See Chart Two for a breakdown of the CCW on this particular goat. Components will vary from goat to goat and butcher to butcher depending on genetics of animal, diet, live weight, age at slaughter, and the cut preferences of the consumer. This chart does give you an example of what you might expect for a ballpark estimate, however. As mentioned earlier, the live weight was 167 LB. The chilled hanging weight or CCW was 84 LB. Once processed and packaged, the total weight of the meat ready for the freezer was about 62 LB. So, in this instance, the meat in the freezer was nearly 37% of the live weight of the goat.

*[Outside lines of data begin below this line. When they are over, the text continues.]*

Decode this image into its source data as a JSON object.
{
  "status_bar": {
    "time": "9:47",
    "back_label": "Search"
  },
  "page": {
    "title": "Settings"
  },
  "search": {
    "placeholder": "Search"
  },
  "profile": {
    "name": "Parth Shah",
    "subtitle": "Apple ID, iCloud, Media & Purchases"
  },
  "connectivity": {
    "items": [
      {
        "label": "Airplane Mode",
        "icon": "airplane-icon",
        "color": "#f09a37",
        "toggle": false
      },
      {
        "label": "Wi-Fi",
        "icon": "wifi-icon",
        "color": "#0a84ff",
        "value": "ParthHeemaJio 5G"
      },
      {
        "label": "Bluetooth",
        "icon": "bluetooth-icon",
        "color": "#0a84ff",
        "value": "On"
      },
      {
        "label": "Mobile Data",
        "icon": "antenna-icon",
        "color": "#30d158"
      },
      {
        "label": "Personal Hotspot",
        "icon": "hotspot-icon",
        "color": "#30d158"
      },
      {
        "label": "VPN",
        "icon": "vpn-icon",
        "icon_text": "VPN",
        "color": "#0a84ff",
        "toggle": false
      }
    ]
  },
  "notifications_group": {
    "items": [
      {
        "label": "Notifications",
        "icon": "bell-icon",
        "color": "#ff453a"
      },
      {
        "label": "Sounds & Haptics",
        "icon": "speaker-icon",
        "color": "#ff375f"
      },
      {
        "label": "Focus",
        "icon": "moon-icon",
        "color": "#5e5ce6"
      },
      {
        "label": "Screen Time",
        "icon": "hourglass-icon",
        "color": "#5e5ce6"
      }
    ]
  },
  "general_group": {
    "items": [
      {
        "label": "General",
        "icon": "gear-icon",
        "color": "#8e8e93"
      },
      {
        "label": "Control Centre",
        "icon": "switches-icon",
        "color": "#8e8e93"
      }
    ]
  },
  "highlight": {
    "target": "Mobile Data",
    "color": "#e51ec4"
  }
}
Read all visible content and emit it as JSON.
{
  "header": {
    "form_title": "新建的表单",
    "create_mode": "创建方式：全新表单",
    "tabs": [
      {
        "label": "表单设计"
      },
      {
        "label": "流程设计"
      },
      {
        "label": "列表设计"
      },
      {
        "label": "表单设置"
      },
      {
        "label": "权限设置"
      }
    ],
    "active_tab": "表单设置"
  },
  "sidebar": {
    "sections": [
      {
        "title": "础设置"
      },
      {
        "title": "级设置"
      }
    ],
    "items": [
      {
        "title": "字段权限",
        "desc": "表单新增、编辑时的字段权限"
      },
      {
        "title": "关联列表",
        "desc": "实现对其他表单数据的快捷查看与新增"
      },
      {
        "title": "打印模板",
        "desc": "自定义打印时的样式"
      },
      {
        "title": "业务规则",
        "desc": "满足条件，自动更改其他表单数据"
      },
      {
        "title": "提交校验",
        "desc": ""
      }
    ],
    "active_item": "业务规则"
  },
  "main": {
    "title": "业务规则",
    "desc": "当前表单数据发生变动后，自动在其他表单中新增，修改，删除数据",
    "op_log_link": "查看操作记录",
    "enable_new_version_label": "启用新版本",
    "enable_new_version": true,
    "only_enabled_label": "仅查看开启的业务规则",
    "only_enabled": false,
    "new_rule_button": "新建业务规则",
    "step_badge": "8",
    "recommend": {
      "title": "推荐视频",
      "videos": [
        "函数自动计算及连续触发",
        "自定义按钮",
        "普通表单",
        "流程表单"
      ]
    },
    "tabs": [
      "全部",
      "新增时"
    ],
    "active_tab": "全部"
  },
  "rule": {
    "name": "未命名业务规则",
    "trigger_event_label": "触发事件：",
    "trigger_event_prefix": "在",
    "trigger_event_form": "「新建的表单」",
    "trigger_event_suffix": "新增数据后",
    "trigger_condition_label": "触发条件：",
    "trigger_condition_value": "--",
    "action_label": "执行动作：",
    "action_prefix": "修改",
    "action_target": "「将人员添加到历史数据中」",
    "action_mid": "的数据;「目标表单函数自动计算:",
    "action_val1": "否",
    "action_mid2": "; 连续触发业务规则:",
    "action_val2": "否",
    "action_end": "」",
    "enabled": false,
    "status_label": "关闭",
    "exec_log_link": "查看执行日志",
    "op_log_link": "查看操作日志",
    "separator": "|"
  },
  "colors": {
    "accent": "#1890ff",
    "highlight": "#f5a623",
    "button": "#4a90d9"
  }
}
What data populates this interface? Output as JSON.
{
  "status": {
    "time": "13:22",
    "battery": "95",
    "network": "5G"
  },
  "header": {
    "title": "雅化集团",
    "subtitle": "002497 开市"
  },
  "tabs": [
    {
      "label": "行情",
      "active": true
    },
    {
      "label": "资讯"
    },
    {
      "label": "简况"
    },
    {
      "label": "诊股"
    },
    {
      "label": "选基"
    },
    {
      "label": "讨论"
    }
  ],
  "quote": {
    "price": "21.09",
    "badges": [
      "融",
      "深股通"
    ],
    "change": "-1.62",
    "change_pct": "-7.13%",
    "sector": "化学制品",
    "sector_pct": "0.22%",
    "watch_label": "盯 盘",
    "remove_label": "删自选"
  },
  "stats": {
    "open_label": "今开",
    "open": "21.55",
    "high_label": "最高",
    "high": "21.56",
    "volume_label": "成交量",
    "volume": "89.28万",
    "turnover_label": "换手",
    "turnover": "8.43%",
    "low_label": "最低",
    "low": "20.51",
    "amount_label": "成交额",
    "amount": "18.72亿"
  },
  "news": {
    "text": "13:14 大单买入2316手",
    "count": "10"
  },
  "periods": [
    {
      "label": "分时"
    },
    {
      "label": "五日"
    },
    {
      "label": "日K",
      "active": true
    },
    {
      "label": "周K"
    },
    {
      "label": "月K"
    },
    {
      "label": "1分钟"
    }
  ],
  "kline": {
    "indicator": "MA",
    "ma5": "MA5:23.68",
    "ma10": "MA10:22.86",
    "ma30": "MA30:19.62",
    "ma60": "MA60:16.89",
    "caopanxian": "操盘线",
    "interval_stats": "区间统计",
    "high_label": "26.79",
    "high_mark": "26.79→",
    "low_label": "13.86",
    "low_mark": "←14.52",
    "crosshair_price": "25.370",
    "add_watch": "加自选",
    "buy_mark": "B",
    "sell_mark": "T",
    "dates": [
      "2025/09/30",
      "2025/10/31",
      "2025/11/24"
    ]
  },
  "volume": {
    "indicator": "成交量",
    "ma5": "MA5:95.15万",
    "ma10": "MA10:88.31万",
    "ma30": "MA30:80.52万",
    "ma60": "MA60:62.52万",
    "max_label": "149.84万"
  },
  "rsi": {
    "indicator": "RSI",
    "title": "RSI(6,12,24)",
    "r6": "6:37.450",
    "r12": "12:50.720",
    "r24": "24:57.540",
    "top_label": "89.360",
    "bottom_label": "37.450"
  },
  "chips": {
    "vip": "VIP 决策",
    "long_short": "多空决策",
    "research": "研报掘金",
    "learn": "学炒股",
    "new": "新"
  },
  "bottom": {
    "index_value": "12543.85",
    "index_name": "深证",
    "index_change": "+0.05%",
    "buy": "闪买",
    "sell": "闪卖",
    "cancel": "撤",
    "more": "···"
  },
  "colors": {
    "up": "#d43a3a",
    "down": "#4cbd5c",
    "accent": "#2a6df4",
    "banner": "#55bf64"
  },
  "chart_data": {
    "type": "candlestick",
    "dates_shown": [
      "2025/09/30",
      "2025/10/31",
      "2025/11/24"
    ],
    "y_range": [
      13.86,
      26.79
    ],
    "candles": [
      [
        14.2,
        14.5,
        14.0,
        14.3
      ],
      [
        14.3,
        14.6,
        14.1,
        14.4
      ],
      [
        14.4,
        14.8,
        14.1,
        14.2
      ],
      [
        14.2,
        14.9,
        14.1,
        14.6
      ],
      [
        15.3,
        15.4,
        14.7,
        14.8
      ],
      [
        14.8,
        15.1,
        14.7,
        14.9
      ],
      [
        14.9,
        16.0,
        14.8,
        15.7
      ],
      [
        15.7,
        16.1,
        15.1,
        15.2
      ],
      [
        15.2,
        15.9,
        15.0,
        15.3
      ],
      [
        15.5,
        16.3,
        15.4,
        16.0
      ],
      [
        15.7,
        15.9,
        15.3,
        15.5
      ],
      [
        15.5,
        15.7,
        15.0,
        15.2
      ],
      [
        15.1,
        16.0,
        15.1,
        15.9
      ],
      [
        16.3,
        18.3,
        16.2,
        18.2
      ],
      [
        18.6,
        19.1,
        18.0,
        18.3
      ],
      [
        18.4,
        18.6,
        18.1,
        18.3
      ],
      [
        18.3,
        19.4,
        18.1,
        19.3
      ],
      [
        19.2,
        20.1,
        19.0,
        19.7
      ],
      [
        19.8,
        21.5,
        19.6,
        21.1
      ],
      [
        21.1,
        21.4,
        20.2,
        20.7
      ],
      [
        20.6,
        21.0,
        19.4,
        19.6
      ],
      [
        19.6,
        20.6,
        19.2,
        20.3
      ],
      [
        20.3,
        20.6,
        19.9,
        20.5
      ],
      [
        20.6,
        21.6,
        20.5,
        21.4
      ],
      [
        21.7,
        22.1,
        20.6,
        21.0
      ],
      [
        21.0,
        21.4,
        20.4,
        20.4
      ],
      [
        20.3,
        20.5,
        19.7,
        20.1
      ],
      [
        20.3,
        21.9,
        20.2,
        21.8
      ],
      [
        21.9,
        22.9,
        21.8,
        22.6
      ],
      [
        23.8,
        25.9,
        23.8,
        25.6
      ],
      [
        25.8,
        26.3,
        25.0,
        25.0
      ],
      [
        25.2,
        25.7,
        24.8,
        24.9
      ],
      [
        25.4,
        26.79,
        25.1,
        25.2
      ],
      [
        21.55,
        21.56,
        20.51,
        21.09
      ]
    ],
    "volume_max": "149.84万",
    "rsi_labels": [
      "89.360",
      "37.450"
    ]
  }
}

This figure may be a little lower than the norm due to the high degree of fat covering the gut of this animal and the fact that she was on feed up to an hour or so before slaughter. Both factors tend to reduce carcass and packaged meat weights. Once you calculate the costs ($125 for the goat and $48.34 for the processing), the final cost per pound was $2.79 for steaks, chops, ribs and stew or kabob meat. All meats were vacuum packaged into meal-sized portions that will stay fresh in the freezer for quite a while.

Most folks don't realize that more goat meat is consumed around the world compared with any other meat. However, most Americans are not typical of the world's meat eaters. Goat meat is highly favored by families of Italian, Jamaican, or Arab descent, for example. Yet chevon is not often featured at your local restaurants. Personally, I've found goat meat to be reasonably similar to venison, but that should not be too surprising considering they are cousins of sorts.

Chart Two. Components of cold carcass (84 LB)

Stew/Kabobs 16%
Ribs 6%
Loin Chops 16%
Shoulder chops/Blade cut 9%
Top Round Steak 13%
Shoulder chops/Arm cut 11%
Heart & Liver 3%
Waste (bones, fat, scrap) 26%

Consumers interested in supporting local agriculture (your neighbors) may be interested in trying chevon. Most people need to try a free sample, however, before committing their hard-earned dollars to a new mystery meat. As mentioned earlier, some folks already know they love goat meat, but they are not sure how or where to go to find it. Such consumers are helping to keep your food dollars locally invested, they are promoting the use of our natural resources (land and labor), saving some fossil fuel use by buying food that is less world-traveled, and can enjoy the benefit of knowing where their food came from.

As producers, we must determine if the inputs, such as grain, land and building resources, labor, and marketing pathways are developed enough to allow us to bring this food product to the consumers of the region. Maybe someday we will see billboards asking the question  "Got Goat?" .